Many government- and school-sponsored programs just require that you’re a native English speaker and you have a bachelors degree, but check qualifications for the specific program you’re interested in.
Some of the school-sponsored programs or academies require an online or in-person interview, but the government program requires no interview. Dress business casual if you have an interview and make sure your resume highlights any of your volunteer or work experience teaching English.
Depending on your job, you can expect to earn between $800-1200 per month teaching in Cadiz. If you do some extra work through private tutoring, you can charge upwards of $15 an hour.
Cost of Living in Cadiz
Living costs in Cadiz will certainly be manageable on what you will earn as a teacher, although you may have to work to save some money for traveling! Renting a room in an apartment with a few other people will cost somewhere between $225-$350 per month. Renting your own place will be more expensive, beginning around $450 per month. Be sure to check and see if utilities are included in your rent. If not, they run $75-$100 per month. Internet costs $45 per month. You can count on $30 a month if you want to use the public bus, and eating out can range between $7-$20. Prices for toiletries and clothing are generally similar to what you would find in the United States.
Visas & Sponsorship
You can only be in Spain for 90 days without a visa.
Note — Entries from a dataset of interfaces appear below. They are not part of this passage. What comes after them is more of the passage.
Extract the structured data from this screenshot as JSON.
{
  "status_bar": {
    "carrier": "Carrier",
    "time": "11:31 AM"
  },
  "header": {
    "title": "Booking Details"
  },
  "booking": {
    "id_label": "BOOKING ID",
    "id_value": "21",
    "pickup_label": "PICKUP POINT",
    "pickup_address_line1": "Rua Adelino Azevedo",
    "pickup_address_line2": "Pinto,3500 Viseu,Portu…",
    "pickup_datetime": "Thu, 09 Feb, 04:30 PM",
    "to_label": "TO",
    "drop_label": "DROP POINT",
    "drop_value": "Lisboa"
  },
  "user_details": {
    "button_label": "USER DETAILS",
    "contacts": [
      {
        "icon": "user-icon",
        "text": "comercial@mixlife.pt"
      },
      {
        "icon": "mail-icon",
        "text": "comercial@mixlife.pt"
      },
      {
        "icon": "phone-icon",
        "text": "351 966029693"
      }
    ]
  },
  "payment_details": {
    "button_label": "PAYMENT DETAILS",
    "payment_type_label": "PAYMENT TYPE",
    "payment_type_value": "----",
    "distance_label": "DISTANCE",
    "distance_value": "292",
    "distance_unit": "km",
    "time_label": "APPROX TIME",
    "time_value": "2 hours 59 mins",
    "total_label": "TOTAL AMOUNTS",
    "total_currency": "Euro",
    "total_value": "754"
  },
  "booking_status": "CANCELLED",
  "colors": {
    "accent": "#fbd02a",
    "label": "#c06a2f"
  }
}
Otherwise, you’ll need to get a visa through a job, or obtain a student visa, which allows you to work a certain number of hours. The government- and school-sponsored programs will give you everything you need to apply for a visa. Some English academies prefer to hire English-speaking teachers from the European Union, as they do not have to get a visa. However, an American may find an academy who is willing to help with a visa.
Teacher Work Culture in Cadiz
As an English teacher, you'll have opportunities to meet lots of new people - both Spaniards and other English-speakers. Don't be surprised when people you meet give you dos besos (two kisses). This is the typical Spanish greeting between men and women as well as women and women. Men will usually shake hands. Spaniards are typically friendly and welcoming, even in the workplace. Depending on what you're used to, you might find it difficult to adapt to what may feel like last-minute planning and lack of communication.
Classroom Etiquette in Cadiz
You should follow the dress code of your teaching institution, but usually dress is casual or business casual. Classrooms are not particularly strict and teachers usually have good relationships with their students.